[Component data from apps and pages]
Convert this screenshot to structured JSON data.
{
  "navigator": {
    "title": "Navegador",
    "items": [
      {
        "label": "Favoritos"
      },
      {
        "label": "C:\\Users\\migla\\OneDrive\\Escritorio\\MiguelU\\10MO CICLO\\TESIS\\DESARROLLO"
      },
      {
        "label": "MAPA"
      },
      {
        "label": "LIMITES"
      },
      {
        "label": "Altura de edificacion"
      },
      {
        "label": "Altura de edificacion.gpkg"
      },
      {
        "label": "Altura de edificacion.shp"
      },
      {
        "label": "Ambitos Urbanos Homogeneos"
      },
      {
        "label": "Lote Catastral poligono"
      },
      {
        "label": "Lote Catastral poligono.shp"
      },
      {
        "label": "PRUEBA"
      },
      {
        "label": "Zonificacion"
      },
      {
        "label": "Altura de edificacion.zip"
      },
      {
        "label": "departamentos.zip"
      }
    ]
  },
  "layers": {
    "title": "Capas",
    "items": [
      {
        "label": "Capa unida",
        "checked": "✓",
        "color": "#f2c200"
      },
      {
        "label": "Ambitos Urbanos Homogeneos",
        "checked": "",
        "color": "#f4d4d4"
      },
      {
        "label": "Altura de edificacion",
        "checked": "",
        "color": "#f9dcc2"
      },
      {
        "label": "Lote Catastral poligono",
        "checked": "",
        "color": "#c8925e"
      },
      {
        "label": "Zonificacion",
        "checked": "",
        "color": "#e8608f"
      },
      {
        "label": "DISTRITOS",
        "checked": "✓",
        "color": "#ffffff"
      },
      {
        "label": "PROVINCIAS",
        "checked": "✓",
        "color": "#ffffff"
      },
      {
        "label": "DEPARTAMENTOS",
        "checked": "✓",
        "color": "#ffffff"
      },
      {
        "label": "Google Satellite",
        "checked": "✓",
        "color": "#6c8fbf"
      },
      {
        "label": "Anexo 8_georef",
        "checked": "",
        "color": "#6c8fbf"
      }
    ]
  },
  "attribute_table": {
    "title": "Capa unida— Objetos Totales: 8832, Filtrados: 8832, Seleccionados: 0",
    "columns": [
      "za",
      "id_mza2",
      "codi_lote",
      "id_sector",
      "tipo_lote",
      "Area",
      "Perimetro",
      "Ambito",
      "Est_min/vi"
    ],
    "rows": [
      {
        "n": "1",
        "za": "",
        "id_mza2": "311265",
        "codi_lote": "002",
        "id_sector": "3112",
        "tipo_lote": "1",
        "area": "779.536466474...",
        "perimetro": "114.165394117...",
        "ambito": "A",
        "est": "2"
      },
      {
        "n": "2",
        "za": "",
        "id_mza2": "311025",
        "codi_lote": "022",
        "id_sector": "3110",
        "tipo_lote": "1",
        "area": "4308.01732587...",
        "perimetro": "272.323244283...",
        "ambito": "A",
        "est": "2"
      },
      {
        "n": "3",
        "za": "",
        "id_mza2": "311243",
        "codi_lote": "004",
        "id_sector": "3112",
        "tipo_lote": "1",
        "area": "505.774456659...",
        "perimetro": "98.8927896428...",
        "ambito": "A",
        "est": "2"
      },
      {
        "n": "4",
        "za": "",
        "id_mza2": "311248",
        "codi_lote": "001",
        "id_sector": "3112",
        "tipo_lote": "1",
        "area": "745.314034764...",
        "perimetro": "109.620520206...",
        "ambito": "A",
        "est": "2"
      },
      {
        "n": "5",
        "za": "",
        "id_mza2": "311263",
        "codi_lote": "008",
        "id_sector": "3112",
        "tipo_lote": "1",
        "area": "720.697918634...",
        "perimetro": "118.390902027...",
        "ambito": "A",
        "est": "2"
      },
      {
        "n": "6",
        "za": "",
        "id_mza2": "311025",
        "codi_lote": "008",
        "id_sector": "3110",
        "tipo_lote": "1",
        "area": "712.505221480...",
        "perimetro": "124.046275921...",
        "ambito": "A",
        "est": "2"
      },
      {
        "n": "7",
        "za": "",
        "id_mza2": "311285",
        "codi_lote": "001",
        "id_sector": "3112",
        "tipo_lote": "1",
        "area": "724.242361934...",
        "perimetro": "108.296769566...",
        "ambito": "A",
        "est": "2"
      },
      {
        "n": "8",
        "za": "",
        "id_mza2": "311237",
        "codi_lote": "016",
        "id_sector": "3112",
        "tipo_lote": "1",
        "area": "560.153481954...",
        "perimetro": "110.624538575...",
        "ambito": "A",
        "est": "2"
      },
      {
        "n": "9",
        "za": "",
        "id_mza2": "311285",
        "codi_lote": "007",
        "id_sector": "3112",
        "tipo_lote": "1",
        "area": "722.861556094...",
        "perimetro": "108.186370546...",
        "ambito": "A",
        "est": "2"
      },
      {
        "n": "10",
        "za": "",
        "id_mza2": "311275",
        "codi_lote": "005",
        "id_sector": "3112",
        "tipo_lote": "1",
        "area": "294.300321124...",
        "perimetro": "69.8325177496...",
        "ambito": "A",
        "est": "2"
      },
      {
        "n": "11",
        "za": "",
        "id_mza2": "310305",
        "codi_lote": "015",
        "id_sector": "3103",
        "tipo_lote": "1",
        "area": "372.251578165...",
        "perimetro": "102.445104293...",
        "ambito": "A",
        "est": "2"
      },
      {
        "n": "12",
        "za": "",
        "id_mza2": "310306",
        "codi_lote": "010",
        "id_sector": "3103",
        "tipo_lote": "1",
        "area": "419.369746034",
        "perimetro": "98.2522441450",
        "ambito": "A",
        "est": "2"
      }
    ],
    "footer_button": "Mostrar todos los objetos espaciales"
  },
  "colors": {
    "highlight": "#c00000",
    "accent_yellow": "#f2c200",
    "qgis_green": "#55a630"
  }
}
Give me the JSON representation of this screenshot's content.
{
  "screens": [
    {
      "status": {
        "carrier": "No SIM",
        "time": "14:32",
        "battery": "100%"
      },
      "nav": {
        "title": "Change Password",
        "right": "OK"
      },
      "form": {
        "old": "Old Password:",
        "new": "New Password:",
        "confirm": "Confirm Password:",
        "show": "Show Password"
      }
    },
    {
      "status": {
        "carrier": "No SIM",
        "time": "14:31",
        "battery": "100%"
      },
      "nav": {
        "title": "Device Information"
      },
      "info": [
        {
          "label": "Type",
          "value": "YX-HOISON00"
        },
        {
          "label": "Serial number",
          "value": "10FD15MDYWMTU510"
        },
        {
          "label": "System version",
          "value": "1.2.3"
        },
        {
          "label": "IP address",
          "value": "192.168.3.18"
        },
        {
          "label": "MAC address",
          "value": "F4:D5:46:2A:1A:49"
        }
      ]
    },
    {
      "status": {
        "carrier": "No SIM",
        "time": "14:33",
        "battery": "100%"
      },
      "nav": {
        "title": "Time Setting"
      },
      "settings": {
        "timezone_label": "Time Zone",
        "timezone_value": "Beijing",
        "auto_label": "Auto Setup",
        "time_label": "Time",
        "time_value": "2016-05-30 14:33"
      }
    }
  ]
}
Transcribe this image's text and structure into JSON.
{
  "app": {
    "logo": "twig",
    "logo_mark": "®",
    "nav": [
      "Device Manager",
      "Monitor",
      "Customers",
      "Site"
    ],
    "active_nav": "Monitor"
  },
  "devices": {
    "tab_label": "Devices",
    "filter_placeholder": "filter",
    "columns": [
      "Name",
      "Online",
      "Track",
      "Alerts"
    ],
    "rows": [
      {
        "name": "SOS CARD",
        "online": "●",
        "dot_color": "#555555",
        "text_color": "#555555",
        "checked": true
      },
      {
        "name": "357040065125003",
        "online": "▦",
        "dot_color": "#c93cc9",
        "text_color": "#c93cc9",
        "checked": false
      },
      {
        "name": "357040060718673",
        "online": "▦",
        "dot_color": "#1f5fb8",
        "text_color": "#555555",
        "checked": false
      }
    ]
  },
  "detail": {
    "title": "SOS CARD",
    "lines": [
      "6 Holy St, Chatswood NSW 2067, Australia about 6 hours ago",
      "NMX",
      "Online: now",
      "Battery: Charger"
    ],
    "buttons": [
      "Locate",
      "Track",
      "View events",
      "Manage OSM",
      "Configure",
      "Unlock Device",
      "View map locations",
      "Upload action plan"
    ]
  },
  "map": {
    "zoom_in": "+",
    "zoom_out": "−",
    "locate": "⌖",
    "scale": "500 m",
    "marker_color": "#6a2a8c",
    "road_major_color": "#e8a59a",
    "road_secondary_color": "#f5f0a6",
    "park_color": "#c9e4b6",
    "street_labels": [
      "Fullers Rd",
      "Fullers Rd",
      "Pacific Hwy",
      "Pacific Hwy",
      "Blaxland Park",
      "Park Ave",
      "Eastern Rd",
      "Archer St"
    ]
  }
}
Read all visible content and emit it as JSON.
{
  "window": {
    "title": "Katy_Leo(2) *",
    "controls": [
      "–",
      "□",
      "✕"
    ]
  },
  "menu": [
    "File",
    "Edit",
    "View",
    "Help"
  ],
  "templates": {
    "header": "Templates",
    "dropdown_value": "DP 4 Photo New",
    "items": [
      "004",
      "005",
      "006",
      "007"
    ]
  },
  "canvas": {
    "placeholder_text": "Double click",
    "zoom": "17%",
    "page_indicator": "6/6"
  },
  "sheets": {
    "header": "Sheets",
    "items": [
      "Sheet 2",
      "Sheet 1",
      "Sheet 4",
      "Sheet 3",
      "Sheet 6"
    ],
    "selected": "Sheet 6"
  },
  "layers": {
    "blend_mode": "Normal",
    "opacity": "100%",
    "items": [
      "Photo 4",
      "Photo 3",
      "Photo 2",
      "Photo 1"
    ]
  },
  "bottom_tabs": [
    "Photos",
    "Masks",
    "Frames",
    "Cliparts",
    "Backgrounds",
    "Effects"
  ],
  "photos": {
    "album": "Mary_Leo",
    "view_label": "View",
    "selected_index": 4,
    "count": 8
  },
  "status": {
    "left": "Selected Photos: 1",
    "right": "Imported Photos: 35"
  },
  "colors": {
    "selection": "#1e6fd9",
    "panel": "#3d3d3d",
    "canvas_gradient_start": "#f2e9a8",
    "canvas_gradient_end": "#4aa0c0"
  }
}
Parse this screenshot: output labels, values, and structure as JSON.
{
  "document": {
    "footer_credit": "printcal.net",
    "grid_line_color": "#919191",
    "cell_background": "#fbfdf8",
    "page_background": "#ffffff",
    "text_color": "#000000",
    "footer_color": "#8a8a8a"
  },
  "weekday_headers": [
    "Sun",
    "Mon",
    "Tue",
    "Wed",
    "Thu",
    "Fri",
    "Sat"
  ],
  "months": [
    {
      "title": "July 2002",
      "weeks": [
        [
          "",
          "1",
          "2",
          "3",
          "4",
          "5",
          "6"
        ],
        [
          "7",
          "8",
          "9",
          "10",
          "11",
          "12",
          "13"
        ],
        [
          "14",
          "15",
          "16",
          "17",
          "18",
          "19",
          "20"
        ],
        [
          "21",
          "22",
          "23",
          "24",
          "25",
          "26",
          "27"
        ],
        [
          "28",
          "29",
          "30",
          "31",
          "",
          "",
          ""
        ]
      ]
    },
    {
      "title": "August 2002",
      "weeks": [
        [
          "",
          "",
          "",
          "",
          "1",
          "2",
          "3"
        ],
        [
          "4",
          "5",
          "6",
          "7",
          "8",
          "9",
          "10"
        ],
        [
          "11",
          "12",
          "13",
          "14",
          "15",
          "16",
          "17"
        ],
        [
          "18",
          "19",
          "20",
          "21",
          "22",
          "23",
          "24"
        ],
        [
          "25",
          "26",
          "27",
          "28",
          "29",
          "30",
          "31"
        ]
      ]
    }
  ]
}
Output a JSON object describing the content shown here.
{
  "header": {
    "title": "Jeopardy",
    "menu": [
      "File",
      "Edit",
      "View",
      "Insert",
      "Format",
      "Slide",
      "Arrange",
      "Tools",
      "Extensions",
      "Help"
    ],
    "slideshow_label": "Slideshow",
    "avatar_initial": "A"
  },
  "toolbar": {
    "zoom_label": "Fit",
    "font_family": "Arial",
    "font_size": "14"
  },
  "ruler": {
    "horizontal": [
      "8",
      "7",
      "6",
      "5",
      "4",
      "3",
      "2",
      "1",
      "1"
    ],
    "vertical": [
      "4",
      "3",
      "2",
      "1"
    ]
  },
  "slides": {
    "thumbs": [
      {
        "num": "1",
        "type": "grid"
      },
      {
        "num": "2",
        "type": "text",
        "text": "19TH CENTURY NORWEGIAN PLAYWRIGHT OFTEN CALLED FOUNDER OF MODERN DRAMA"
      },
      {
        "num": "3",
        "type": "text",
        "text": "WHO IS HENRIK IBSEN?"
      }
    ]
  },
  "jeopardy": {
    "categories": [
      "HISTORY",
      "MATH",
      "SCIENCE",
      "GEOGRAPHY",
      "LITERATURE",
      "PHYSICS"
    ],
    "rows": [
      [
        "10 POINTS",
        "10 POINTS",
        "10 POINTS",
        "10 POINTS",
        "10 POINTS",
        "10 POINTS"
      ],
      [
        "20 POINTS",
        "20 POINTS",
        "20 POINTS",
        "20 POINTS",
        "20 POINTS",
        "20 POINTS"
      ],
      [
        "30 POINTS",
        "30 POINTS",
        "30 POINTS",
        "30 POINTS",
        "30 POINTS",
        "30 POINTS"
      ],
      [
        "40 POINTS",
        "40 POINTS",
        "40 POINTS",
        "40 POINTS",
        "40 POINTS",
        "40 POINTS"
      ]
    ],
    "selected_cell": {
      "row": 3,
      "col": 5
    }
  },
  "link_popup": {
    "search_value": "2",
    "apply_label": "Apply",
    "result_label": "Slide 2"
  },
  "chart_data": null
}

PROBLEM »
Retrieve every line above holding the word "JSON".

PROBLEM SOLUTION »
Convert this screenshot to structured JSON data.
Give me the JSON representation of this screenshot's content.
Transcribe this image's text and structure into JSON.
Read all visible content and emit it as JSON.
Parse this screenshot: output labels, values, and structure as JSON.
Output a JSON object describing the content shown here.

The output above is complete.